235 species in New Mexico need protection
Authors of New Mexico's draft Wildlife Action Plan say the Gunnison's prairie dog is in such dire straits that it is one of several wildlife species in need of immediate conservation measures. A codependent species of the prairie dog, the burrowing owl, is one step down on the priority list, although its populations near Santa Fe are in serious decline due to development.
In all, the New Mexico Department of Game and Fish listed 235 "species of greatest conservation need," including dozens of other mammals, birds and amphibians. The Mexican gray wolf, the centerpiece of a decadelong political fight involving ranchers, environmentalists, the state and the U.S. Fish and Wildlife Service, is included in the plan.
The state agency recently issued the 397-page draft, and the public has until Aug. 31 to review and comment on the document. The plan includes about half the number of species listed in a plan issued 11 years ago. A total of 241 were removed from the original list for a variety of reasons, while 24 new ones were added.
The new draft lays out a road map for how the state should manage and protect nongame wildlife species and habitat, but it lacks legal teeth. What the plan does is qualify the state for about $1 million a year in federal money to help protect some wildlife that aren't hunted or fished game species.

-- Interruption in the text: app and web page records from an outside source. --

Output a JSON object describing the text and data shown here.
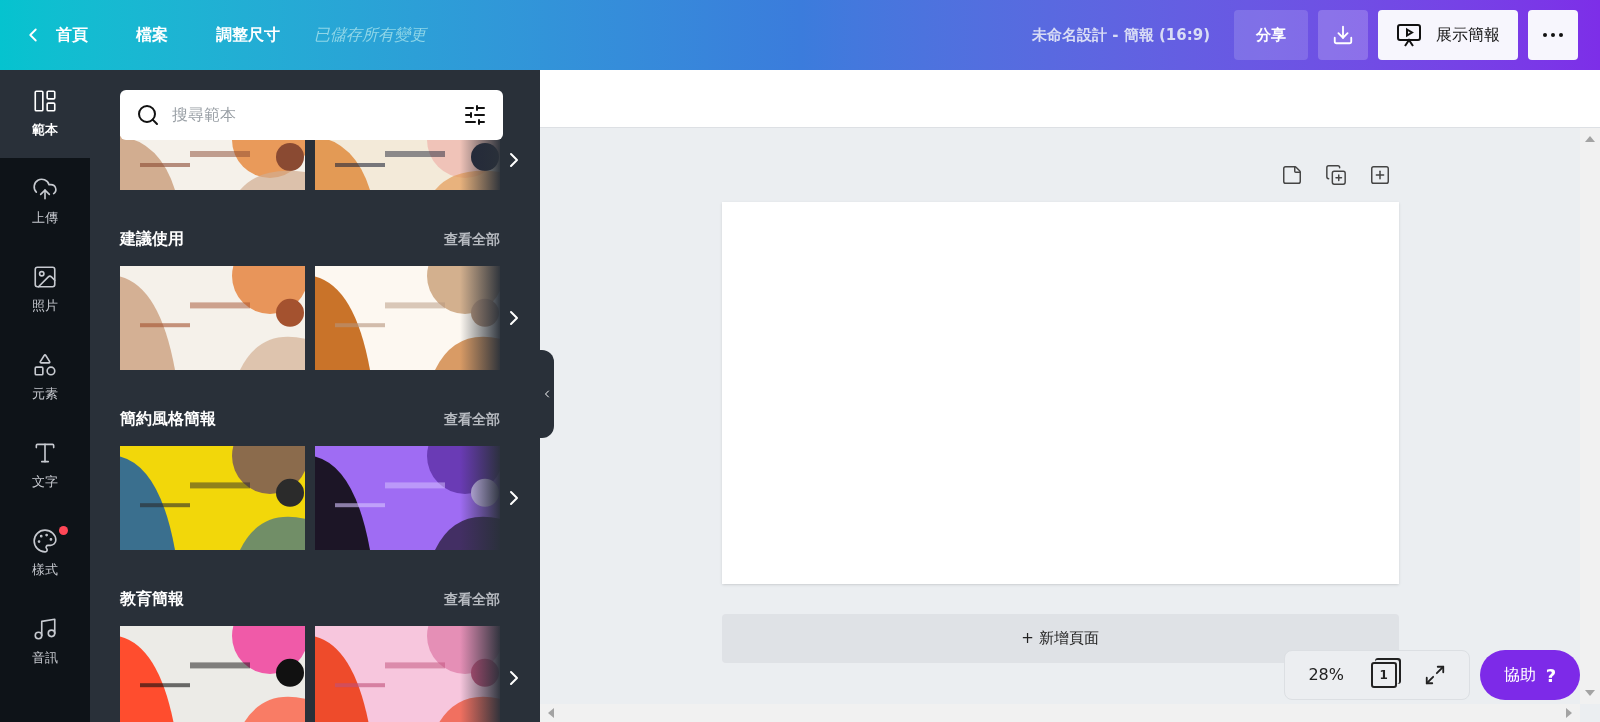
{
  "top_bar": {
    "back": {
      "label": "首頁"
    },
    "menu": [
      {
        "label": "檔案"
      },
      {
        "label": "調整尺寸"
      }
    ],
    "save_status": "已儲存所有變更",
    "design_title": "未命名設計 - 簡報 (16:9)",
    "share": "分享",
    "present": "展示簡報"
  },
  "sidebar": {
    "items": [
      {
        "label": "範本",
        "kind": "template",
        "selected": true,
        "notification": false
      },
      {
        "label": "上傳",
        "kind": "upload",
        "selected": false,
        "notification": false
      },
      {
        "label": "照片",
        "selected": false,
        "notification": false
      },
      {
        "label": "元素",
        "kind": "elements",
        "selected": false,
        "notification": false
      },
      {
        "label": "文字",
        "kind": "text",
        "selected": false,
        "notification": false
      },
      {
        "label": "樣式",
        "kind": "styles",
        "selected": false,
        "notification": true
      },
      {
        "label": "音訊",
        "kind": "audio",
        "selected": false,
        "notification": false
      }
    ]
  },
  "panel": {
    "search": {
      "placeholder": "搜尋範本"
    },
    "sections": [
      {
        "title": "建議使用",
        "see_all": "查看全部"
      },
      {
        "title": "簡約風格簡報",
        "see_all": "查看全部"
      },
      {
        "title": "教育簡報",
        "see_all": "查看全部"
      }
    ]
  },
  "canvas": {
    "add_page": "+ 新增頁面",
    "zoom": "28%",
    "page_count": "1",
    "help": {
      "label": "協助",
      "icon": "?"
    }
  }
}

Overall, the plan "has a ton of good, valuable information," said Teresa Seamster, a Sierra Club volunteer who is a member of a team tracking populations of the burrowing owl and the Gunnison's prairie dog. "If you are a researcher or a land manager, you can really dig into this document and find very good citations."
The New Mexico Department of Game and Fish is more than a year late in issuing the revised Wildlife Action Plan after some people protested an earlier version presented to the State Game Commission. Under federal wildlife grant requirements, states are supposed to redo wildlife action plans every 10 years. The New Mexico agency received an extension from the federal government to complete the new plan.
The U.S. Interior Department began offering wildlife grants to help conserve nongame species beginning in 2002 with an eye toward preventing species from declining to the point that they end up on the federal Endangered Species list. Recovering a species once it has reached that point of decline is expensive and can restrict activity by property owners. Under the federal wildlife grant program, each state has to prepare a plan for conserving wildlife and habitat in order to qualify for some federal grant money.
New Mexico has received nearly $14 million from the program. Those funds have paid for research into at-risk species, restoring riparian areas, buying land and conservation easements along with paying the costs of revising the plan, according to the department.
Wildlife managers have limited funding for nongame species. Most of the state Game and Fish funding comes from license fees and tags for hunters and anglers. The agency focuses that funding on managing game animals and fish.
New Mexico has more than 6,000 animal species scurrying, flying, prowling and hopping around the state.
Only about 1,400 of those species are included on the Biota Information System of New Mexico, also called BISON-M. Of those, only the 235 met the criteria to be included in the Wildlife Action Plan as species that are in the most dire need of protection.
Species were added to the state's list if their populations are declining or vulnerable, if they are native to an area or if they are a keystone species that indicates the overall health of an ecoregion, such as the Chihuahuan Desert or the Southern Rocky Mountains.
Seamster said she is glad the burrowing owl and the Gunnison's prairie dog are still included in the state's Wildlife Action Plan.
"They depend on each other. They are both in decline. They have trouble with habitat decline and habitat degradation," Seamster said. "These are animals that don't go far from their burrows and tend to be in the path of development for houses and roads.
"Once their burrows are disturbed, they tend to move on and not come back. They abandon the area."
The two species are indicators of biodiversity and a healthy ecosystem, similar to much of the other wildlife found on the state's list of those in greatest need of conservation. The burrowing owl eats a variety of bugs, plants and small rodents, helping control those populations. Both the prairie dog and the owl serve as meals for predators.
"Everything dines on prairie dogs. They are sort of a basic part of the food chain for dozens of animals," Seamster said. "If you get rid of these animals because of loss of habitat, then you get something that's highly invasive. Instead of having a range of rodents and plants, you will have only two or three. When losing any predator, like owls, in the food chain, then the competition gets tilted."
"When they disappear, if they disappear, that whole ecosystem is disappearing," Seamster said.
With the state's continuing push to increase tourism as an economic driver, wildlife should be a treasure the state doesn't forget, she said. "People come to New Mexico because we have some original species and some original landscapes that have changed little for thousands of years," she said. "It isn't easy to make a living here, but species carve out a niche and may only survive in one small area. That's what makes New Mexico such a great place."
Contact Staci Matlock at 505-986-3055 or firstname.lastname@example.org. Follow her on Twitter @StaciMatlock.